Exercise instructions. The answer is every line of the records that holds the word "title", copied in full.

Material shown.

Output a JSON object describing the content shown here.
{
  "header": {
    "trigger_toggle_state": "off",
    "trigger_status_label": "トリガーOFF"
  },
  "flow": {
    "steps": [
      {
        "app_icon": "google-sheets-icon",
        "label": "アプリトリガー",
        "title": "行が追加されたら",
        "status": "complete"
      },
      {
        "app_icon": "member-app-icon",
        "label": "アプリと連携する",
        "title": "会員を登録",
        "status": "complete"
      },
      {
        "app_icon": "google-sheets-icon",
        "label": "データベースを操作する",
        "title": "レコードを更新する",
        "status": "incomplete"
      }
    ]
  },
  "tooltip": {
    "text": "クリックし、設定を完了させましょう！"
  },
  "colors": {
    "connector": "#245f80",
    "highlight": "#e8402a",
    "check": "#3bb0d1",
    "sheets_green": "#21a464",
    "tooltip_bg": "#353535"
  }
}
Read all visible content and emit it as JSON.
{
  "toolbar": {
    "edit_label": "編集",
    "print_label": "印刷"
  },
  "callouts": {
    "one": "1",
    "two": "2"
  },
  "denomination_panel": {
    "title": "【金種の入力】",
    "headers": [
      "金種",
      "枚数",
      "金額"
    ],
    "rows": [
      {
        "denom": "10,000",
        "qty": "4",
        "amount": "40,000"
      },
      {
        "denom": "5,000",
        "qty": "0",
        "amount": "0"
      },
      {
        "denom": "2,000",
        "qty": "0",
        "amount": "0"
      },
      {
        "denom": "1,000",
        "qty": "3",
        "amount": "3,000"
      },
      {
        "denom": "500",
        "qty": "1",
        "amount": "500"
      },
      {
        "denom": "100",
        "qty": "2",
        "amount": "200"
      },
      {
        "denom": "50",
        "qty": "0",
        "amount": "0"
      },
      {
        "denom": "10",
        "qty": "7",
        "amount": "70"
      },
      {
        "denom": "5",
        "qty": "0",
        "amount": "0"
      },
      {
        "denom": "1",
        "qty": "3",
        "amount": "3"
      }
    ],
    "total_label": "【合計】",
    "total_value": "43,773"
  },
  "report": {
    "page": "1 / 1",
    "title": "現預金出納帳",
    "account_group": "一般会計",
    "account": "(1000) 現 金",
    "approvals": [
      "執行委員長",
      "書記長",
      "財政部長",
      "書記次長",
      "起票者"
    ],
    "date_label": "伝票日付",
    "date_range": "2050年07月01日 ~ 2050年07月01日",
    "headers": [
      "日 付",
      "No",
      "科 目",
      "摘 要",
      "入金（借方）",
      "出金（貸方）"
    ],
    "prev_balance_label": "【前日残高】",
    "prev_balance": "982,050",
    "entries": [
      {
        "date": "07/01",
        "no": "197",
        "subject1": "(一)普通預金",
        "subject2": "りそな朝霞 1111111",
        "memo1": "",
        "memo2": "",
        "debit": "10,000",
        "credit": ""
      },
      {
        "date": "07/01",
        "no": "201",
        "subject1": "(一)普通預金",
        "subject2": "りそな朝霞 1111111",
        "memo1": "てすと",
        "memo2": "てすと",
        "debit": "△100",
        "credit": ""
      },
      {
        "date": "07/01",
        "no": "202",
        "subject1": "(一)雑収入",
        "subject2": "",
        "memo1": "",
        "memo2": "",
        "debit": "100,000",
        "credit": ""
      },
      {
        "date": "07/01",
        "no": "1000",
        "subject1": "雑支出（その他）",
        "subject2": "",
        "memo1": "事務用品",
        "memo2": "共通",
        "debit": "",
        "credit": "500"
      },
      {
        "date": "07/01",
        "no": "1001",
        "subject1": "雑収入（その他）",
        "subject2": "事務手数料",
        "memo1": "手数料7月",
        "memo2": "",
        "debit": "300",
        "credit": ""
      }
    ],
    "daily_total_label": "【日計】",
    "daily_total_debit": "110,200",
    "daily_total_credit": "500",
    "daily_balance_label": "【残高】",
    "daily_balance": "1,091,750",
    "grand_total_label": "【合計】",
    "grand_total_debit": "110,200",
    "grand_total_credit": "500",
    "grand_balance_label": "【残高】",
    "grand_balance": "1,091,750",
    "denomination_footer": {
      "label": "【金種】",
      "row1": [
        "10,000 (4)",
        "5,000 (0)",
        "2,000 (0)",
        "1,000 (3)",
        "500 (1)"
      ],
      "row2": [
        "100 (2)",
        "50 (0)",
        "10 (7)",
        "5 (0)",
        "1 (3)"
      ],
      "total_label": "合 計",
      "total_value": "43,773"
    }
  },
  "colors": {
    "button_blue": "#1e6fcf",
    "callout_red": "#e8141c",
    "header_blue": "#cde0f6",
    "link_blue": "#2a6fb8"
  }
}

Exercise solution.
        "title": "行が追加されたら",
        "title": "会員を登録",
        "title": "レコードを更新する",
    "title": "【金種の入力】",
    "title": "現預金出納帳",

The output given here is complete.